Suddenly, he whipped around to face me, and his hands met my chest. Shoved me straight back down. I hit the ground hard, the wind knocked out of me. “The hell, man!” I shouted up at him. His face was unreadable as he stood over me, and then I felt a hard kick in my side that made me choke on my breath. Then Jackson was off, sprinting towards the exit. He was out of sight by the time I got back to my feet. 

“Jackson, the fuck are you doing?” I yelled after him. Cade and Hanna were pretending that they hadn’t noticed, their faces pressed together. Figured they knew it was just between me and Jackson, whatever was happening. Like a lot of things. 

After mopping the blood off my face with the corner of my shirt, I went after him, walking down the dimly lit emergency staircase that connected the top floor to the roof. He was down at the doorway when I found him, bent over and breathing heavy. Didn’t do as much as look at me. 

We stood there in silence for about a minute, not acknowledging each other’s presence. Heard some siren from the streets below, getting louder and then fading.
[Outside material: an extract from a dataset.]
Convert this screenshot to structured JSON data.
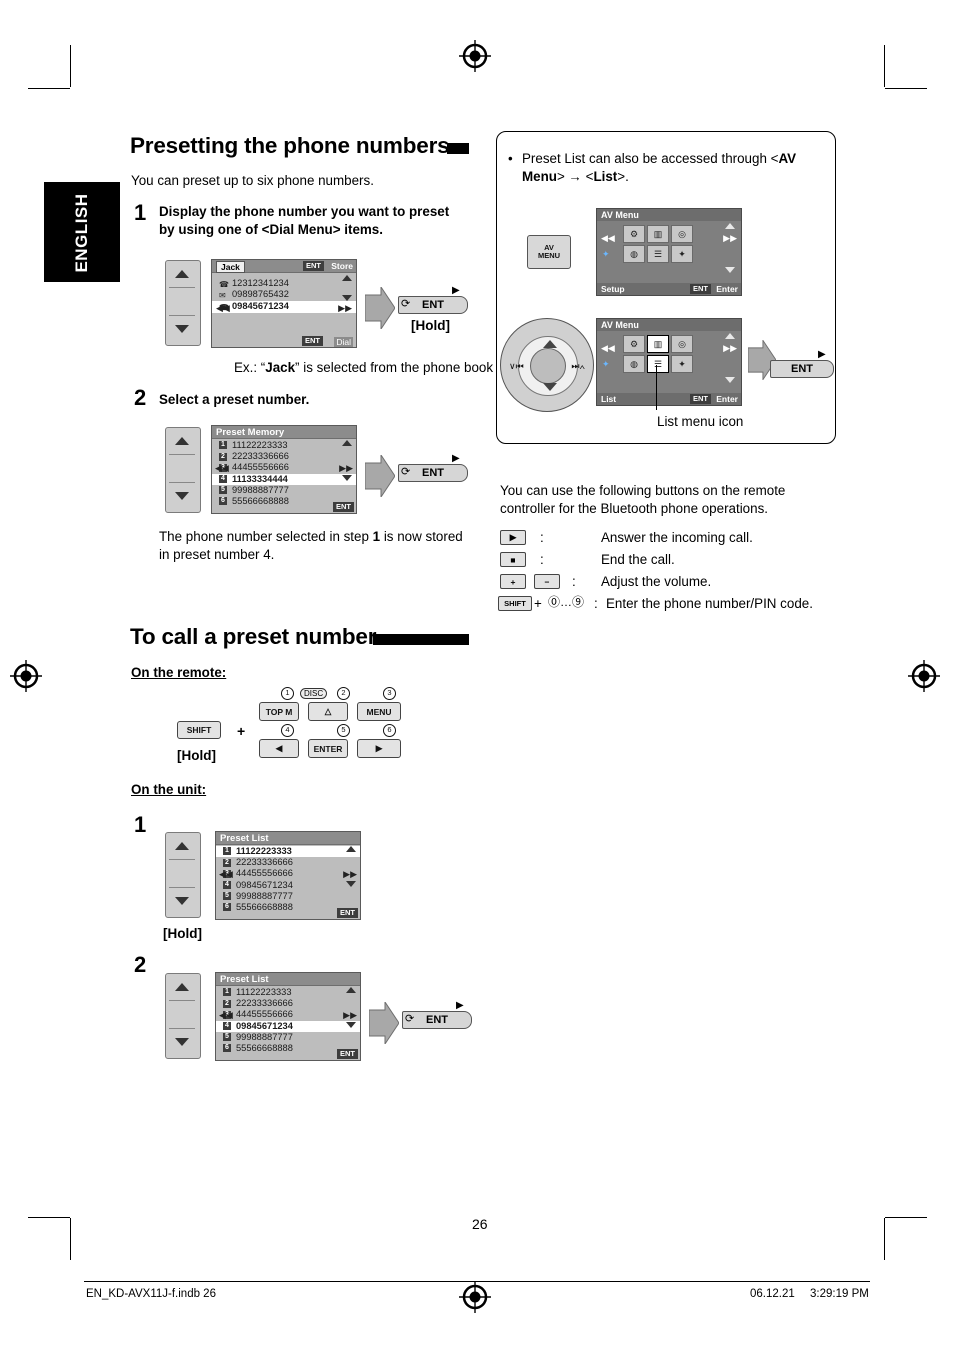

Maybe a fire, a heist, or a few kids on a roof doing nothing in particular. 

Finally, Jackson straightened up again, facing me. Took me a moment to notice under the dim lamplight, but then I saw it, the glimmer from his cheeks, the red eyes. His jaw was set, like he was grinding his teeth down to stop any words from leaving his mouth. But what came out in the end was this: “I never want to speak to you again.” 

He then grabbed me around the neck. For a second, I thought I would meet violence again. Yet he just pressed his forehead against mine, left it there. And for as long as we needed, we stood there, breathing in the dark. 
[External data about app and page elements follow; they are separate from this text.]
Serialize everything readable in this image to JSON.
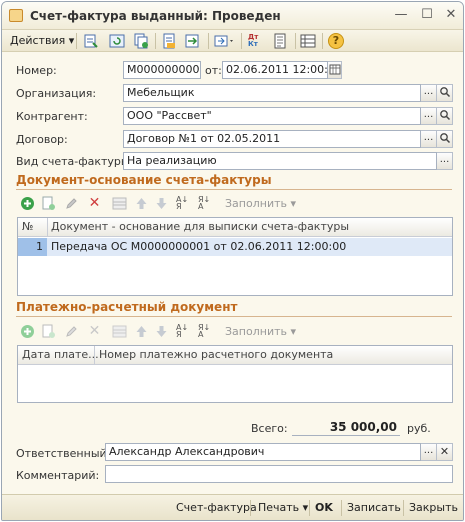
{
  "window": {
    "title": "Счет-фактура выданный: Проведен",
    "minimize": "—",
    "maximize": "☐",
    "close": "✕"
  },
  "toolbar": {
    "actions_label": "Действия",
    "dropdown_arrow": "▾",
    "icons": [
      "post-icon",
      "refresh-icon",
      "copy-doc-icon",
      "move-icon",
      "goto-icon",
      "dt-kt-icon",
      "print-icon",
      "structure-icon",
      "help-icon"
    ],
    "dt_kt": "Дт\nКт",
    "help": "?"
  },
  "form": {
    "number_label": "Номер:",
    "number_value": "М0000000001",
    "from_label": "от:",
    "date_value": "02.06.2011 12:00:00",
    "org_label": "Организация:",
    "org_value": "Мебельщик",
    "counterparty_label": "Контрагент:",
    "counterparty_value": "ООО \"Рассвет\"",
    "contract_label": "Договор:",
    "contract_value": "Договор №1 от 02.05.2011",
    "invoice_type_label": "Вид счета-фактуры:",
    "invoice_type_value": "На реализацию",
    "ellipsis": "...",
    "search_glyph": "⚲"
  },
  "base_section": {
    "title": "Документ-основание счета-фактуры",
    "fill_label": "Заполнить",
    "columns": [
      "№",
      "Документ - основание для выписки счета-фактуры"
    ],
    "rows": [
      {
        "num": "1",
        "document": "Передача ОС М0000000001 от 02.06.2011 12:00:00"
      }
    ]
  },
  "payment_section": {
    "title": "Платежно-расчетный документ",
    "fill_label": "Заполнить",
    "columns": [
      "Дата плате...",
      "Номер платежно расчетного документа"
    ],
    "rows": []
  },
  "totals": {
    "label": "Всего:",
    "value": "35 000,00",
    "currency": "руб."
  },
  "responsible": {
    "label": "Ответственный:",
    "value": "Александр Александрович",
    "clear": "✕"
  },
  "comment": {
    "label": "Комментарий:",
    "value": ""
  },
  "bottom_bar": {
    "invoice": "Счет-фактура",
    "print": "Печать",
    "ok": "OK",
    "save": "Записать",
    "close": "Закрыть"
  },
  "colors": {
    "section_title": "#c06a1e",
    "window_bg": "#fbf8ec",
    "selected_row": "#dfe9f7",
    "selected_num": "#9fc0e8"
  }
}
It felt wrong to me that we hadn’t been in each other’s lives for five years, ten years already. Like I must have misremembered it. Because we should have been together before, when things were easier, climbing trees or dressing up like pirates. Playing tetherball together at recess, writing Valentine’s cards for every member of our 3rd grade class. I would have never had to go home, and he would have never had to go home either, we would have found a new place to live on those bad nights, ran away like some boxcar children with handkerchiefs tied to sticks. Some beautiful joke with no stakes at all, that was how it must have been—because that was the only way that the moment on Cade’s roof would have made sense. All I felt then, instead of the fear of what had just happened, was how much I wished that I’d known Jackson since we were kids. Well, more of kids than we were now. 

Sylvan Lebrun is a writer and student at Yale University. Her work has been previously published in Gone Lawn, Angel City Review, and Heavy Feather Review, among others. She is a staff reporter for the City desk of the Yale Daily News, and previously interned for Pittsburgh Magazine. Sylvan grew up in Tokyo, Japan.